The partnership is noteworthy, stated Kazunori Kiuchi, associate senior vice president and executive general manager of NEC Networks. "The alliance between two global leaders in data and telecommunications in the enterprise area network provides customers with true, converged multiservice networks," he said.

"NEC's prominent global position in the telecom industry, combined with Cisco's IP leadership for voice and data services, delivers an entirely new level of investment protection to our customers, providing an assured migration path to IP telephony and interoperability with Cisco's IP architecture."

Key to the partnership is Cisco's AVVID (which standards for Architecture for Voice, Video and Integrated Data.) This architecture encompasses converged client devices, infrastructure hardware/software, directory services, call processing, telephony/data applications, management, service and support.

AVVID is designed to provide customers with the tools required to evolve their disparate data, voice, and video networks into a single converged infrastructure. It is the backbone of the Cisco CallManager, which is the software-based call-processing component of the Cisco IP telephony solution.

The software extends enterprise telephony features and functions to packet telephony network devices such as IP phones, media processing devices, voice-over-IP (VoIP) gateways, and multimedia applications.

The collaboration includes global sales and marketing programs, interoperability verification between products from both companies, and the creation of applications in the areas of call control, media integration, IP phones and computer telephony.

NEC's worldwide channel and systems integration resources will be used for installation and ongoing support of the solutions.

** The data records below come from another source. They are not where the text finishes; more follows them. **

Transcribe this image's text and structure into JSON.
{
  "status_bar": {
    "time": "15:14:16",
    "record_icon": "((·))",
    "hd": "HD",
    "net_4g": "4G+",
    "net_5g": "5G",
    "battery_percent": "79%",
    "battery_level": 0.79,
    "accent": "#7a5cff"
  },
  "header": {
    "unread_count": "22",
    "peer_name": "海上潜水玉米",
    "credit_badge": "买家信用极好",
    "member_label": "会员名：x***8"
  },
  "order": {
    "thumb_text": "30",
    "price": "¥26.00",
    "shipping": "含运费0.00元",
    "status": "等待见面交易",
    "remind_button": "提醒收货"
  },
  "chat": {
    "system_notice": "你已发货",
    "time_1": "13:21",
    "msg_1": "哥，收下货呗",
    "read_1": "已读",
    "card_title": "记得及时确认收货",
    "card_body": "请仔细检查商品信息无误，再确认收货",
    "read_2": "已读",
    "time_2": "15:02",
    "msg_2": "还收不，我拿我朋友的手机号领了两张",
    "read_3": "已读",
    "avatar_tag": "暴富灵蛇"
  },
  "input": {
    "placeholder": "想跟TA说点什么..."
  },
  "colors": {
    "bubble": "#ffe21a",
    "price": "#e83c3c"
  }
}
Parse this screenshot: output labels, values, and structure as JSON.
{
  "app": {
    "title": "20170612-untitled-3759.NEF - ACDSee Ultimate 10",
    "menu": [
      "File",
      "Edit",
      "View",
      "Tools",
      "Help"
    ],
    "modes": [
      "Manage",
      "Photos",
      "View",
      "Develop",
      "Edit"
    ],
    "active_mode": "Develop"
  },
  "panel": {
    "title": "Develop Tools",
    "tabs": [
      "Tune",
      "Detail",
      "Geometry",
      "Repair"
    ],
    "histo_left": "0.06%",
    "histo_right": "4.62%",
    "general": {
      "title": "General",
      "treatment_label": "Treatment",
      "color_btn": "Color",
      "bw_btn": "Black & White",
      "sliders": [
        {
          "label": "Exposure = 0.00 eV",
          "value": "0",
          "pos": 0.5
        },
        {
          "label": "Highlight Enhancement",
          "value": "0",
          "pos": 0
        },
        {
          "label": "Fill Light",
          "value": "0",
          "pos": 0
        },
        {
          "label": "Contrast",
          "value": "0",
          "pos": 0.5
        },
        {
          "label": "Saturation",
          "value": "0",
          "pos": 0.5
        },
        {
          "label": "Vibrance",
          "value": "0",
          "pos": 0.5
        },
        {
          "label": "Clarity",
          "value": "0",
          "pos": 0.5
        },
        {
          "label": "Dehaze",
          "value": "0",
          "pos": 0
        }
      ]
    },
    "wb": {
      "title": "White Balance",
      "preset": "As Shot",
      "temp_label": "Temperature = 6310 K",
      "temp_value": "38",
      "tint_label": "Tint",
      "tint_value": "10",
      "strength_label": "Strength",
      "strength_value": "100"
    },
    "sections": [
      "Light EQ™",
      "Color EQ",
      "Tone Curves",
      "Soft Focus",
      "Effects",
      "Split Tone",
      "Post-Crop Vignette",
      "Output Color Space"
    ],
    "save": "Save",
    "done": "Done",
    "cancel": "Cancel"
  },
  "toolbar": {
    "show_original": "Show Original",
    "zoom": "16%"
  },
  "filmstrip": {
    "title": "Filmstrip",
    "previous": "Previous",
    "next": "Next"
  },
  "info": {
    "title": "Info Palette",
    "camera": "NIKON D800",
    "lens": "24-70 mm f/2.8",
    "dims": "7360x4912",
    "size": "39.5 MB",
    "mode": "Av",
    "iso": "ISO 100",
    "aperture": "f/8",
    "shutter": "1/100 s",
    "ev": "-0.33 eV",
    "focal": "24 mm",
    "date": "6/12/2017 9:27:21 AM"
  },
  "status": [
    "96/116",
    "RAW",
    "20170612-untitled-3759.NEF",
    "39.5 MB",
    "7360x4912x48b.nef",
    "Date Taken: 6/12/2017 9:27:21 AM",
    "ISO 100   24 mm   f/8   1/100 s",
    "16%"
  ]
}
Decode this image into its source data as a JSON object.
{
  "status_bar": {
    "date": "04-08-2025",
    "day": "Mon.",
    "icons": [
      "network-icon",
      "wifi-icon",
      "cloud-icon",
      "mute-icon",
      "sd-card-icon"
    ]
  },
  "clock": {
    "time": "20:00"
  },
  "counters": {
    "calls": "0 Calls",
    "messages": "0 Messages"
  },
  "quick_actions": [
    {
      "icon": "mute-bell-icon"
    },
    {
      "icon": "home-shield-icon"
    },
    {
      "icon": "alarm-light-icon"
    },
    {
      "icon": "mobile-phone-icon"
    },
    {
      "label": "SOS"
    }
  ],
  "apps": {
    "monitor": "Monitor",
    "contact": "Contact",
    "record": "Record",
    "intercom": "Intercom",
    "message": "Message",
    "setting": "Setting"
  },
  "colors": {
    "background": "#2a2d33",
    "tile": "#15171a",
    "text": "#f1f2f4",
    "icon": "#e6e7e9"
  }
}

The companies are additionally sharing development information. "We are bringing together the strengths of two companies and are working together to create applications, such as call-forwarding features," the Cisco spokesperson said.